Interface dataset entries:
--- START ---
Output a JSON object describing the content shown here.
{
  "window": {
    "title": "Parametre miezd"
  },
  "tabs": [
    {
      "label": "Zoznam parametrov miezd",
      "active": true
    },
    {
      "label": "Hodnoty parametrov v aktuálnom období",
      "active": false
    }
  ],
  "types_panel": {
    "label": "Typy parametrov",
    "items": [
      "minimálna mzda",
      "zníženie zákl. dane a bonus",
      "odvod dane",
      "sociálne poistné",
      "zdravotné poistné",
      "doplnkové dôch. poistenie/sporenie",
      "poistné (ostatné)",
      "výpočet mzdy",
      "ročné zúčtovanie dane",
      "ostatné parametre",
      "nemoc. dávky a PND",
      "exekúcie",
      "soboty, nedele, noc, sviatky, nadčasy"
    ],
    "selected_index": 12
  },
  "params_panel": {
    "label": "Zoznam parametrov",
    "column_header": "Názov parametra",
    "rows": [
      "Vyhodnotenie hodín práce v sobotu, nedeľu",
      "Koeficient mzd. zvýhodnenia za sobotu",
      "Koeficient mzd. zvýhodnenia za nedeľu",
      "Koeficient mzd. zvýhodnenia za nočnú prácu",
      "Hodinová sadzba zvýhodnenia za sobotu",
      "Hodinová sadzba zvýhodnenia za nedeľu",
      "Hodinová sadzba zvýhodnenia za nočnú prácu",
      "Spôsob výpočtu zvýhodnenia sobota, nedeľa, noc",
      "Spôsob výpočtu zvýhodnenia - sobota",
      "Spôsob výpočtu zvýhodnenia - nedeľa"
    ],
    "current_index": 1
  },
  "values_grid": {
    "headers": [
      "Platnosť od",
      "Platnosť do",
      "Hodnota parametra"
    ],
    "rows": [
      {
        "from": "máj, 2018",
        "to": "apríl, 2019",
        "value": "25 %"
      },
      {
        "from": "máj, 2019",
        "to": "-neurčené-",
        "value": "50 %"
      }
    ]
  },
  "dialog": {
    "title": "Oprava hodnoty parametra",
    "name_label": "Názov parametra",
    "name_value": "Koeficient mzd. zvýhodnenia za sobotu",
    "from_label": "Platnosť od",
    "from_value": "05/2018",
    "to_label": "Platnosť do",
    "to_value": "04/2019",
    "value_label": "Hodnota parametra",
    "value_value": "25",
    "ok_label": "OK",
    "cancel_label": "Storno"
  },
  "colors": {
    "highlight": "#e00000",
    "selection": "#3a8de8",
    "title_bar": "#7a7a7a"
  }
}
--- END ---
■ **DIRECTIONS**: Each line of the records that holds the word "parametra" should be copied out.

■ **EXERCISE RESULT**:
    "column_header": "Názov parametra",
      "Hodnota parametra"
    "title": "Oprava hodnoty parametra",
    "name_label": "Názov parametra",
    "value_label": "Hodnota parametra",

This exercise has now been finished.